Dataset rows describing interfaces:

##########

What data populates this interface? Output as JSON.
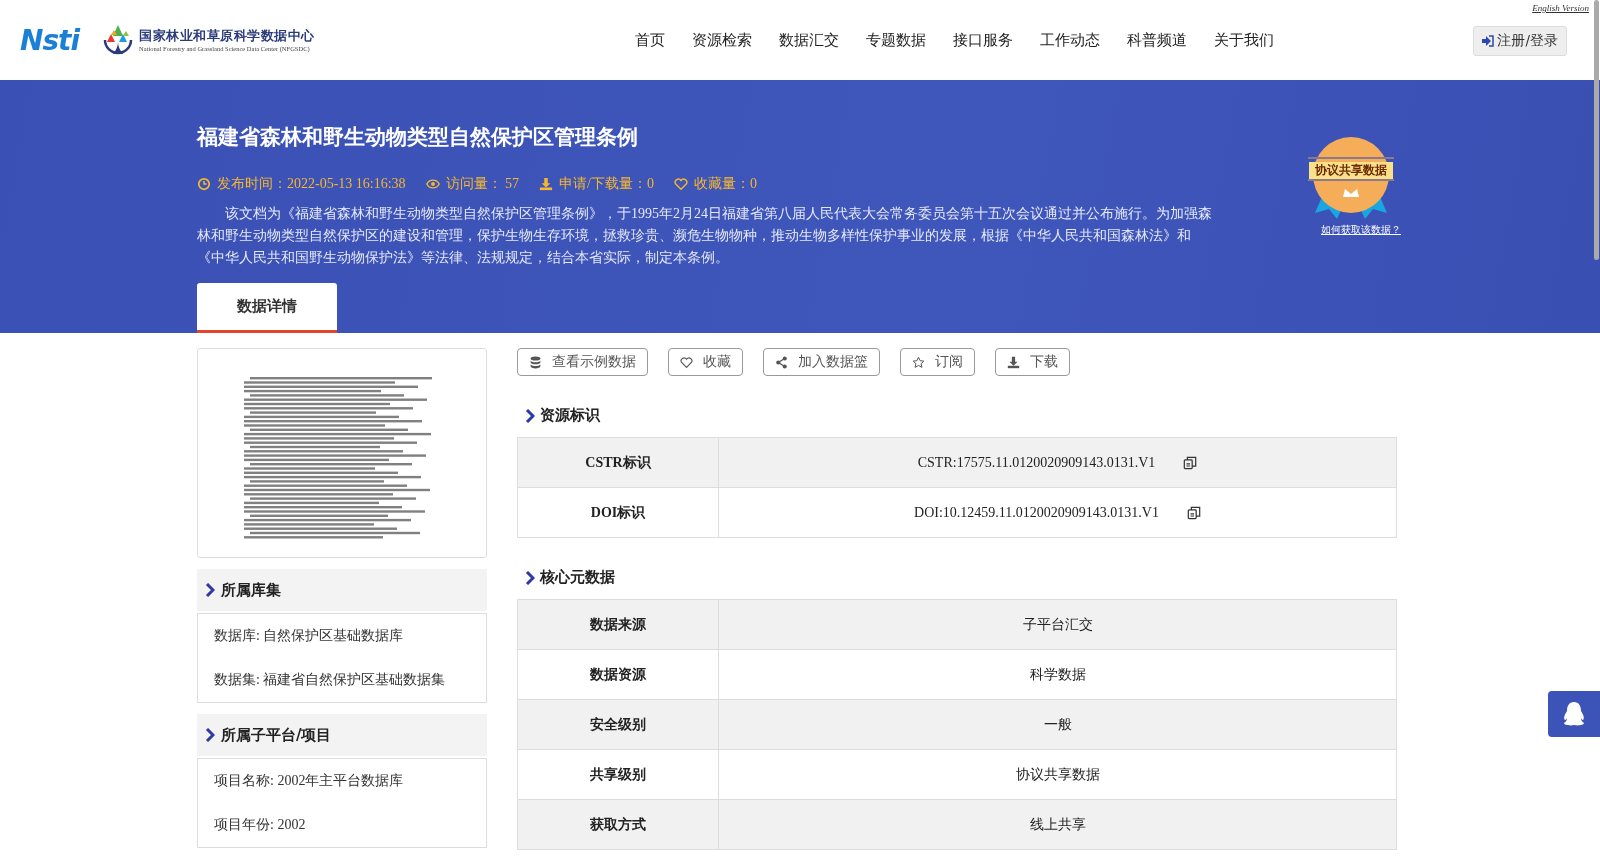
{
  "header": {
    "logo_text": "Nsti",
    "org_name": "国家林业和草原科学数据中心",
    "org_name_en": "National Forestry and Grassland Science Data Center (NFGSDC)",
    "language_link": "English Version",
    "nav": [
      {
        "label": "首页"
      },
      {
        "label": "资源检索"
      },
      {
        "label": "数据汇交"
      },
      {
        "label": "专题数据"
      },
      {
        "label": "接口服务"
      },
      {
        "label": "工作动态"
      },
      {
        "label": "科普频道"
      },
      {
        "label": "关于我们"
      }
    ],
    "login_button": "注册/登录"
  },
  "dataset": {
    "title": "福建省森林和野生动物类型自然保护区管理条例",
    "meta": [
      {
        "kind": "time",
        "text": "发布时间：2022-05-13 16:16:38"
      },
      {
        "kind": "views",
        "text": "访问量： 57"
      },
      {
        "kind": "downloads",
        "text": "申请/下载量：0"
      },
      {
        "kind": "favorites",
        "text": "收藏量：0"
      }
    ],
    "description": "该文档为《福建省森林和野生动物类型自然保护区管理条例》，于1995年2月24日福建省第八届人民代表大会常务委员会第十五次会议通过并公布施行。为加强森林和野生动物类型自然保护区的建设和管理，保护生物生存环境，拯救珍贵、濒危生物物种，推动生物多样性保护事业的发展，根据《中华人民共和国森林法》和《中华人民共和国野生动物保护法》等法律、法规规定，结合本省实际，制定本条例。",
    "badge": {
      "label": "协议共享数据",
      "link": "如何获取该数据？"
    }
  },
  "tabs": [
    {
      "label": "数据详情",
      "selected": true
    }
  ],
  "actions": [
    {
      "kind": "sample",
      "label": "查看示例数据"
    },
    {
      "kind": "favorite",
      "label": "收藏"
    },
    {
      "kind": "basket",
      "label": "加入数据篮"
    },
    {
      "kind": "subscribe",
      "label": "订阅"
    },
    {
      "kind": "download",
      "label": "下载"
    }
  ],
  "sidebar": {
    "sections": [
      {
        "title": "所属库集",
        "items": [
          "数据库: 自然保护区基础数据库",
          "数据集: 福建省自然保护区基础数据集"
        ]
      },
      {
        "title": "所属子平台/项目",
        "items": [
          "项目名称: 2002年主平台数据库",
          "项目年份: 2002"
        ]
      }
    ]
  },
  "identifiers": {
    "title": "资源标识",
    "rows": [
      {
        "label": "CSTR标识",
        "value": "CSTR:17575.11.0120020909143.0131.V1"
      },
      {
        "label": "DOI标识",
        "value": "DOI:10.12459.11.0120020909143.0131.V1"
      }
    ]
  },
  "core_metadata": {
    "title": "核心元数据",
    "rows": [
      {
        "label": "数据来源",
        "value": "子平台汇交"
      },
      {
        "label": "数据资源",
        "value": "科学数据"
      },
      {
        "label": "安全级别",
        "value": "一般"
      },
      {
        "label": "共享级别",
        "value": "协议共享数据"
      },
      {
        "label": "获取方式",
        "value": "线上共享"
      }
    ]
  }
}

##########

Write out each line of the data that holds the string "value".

Output below
        "value": "CSTR:17575.11.0120020909143.0131.V1"
        "value": "DOI:10.12459.11.0120020909143.0131.V1"
        "value": "子平台汇交"
        "value": "科学数据"
        "value": "一般"
        "value": "协议共享数据"
        "value": "线上共享"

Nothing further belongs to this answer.